Joseph Morris and Sons were selected as architects for their connections with the sect. Although a Quaker, Joseph Morris contributed to the purchase of the site on Rookwood Road and two of his daughters, Violet (also an architect) and Olive (a wood-carver and engineer) were residents at the Spaxton Agapemone. It is very likely that Violet was involved in the design of the Ark of the Covenant; she had assisted her father and brothers in commissions in the Berkshire area and was the sole designer of a number of houses in Spaxton including East Gate House at the Agapemone (surviving, unlisted). Olive is believed to have carved the pulpit, and possibly also the lectern, in the church.
The Agapemonites were one of a number of sects active in Victorian society. The repeal of the Test and Corporation Acts in 1828 had removed a legal barrier to non-conformist Christian worship and a plurality of beliefs emerged. The Anglican orthodoxy was shattered both from within, where Tracterians pitted themselves against the Evangelicals, and without. Some movements - the Methodists, Unitarians and Baptists, for example - traced their beliefs back to the dissenters of the mid-C17; others at the bizarre end of the spectrum - Spiritualists, Comteian positivists, Occultists to name a few - emerged from the philosophical theories of the day and were only popular for a few decades. Very few of the latter movements formed structured organisations and the Agapemonites are unusual in this regard, although they are representative of many religious movements of the late C19 in concocting a hybrid of beliefs from conventional Christian doctrine and other schools of thought.
The Builder (31 October 1896), pp354-5
Kate Barlow, The Abode of Love: a memoir (2006)
Entries on Joseph Morris, and his sons Francis Edward and Henry Silver in Directory of British Architects 1834-1914

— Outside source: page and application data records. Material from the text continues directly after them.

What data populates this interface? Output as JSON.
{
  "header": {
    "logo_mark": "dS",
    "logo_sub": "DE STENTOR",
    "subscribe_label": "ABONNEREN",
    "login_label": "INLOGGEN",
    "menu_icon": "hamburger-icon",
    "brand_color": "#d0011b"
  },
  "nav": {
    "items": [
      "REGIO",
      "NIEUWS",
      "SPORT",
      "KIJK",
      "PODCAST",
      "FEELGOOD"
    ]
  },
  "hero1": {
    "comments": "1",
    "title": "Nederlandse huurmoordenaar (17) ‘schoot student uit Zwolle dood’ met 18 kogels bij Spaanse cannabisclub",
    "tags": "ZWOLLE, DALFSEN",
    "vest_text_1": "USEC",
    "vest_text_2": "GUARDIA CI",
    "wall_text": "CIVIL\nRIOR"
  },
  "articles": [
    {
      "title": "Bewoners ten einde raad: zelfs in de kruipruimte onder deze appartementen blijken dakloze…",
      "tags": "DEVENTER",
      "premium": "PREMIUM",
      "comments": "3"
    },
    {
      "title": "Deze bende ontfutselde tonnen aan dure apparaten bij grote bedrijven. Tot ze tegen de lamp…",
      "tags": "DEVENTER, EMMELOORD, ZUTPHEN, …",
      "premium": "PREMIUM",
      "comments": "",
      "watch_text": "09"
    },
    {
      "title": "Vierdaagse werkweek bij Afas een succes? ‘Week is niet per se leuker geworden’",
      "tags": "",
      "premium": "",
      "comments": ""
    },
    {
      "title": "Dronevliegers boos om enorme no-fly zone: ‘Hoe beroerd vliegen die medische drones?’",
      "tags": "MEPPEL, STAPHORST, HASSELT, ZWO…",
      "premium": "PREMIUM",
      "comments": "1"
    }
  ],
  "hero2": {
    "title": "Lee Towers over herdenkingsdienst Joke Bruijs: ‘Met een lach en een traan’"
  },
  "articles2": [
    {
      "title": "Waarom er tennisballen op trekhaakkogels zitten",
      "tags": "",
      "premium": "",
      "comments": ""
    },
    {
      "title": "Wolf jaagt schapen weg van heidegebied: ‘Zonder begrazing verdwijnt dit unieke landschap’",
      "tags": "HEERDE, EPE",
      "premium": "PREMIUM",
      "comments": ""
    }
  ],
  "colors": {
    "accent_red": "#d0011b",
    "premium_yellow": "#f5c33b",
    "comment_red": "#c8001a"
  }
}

Greg Smith and Sarah Hyde, Walter Crane, 1845-1915: Artist, Designer, and Socialist (1989) 147-8
B Cherry and N Pevsner, Buildings of England: London 4 (1998), p485
REASONS FOR DESIGNATION: The former Ark of the Covenant church is listed at Grade II* for the following principal reasons:
* an imposing, and very complete, late-Victorian church with a tall landmark spire, a splendid hammerbeam roof and a largely intact scheme of original fittings;
* accomplished tower sculptures by a notable sculptor, AG Walker;
* the stained glass is extraordinary and has more than special interest in the context of Arts and Crafts stained glass;
* special historic interest as a built manifestation of the plurality of religious ideas that emerged in the C19, evidencing the more bizarre end of the belief spectrum. The theology of the Agapemonites is manifest in the church's architecture and art to a high degree and the most significant events in the history of the sect occurred here.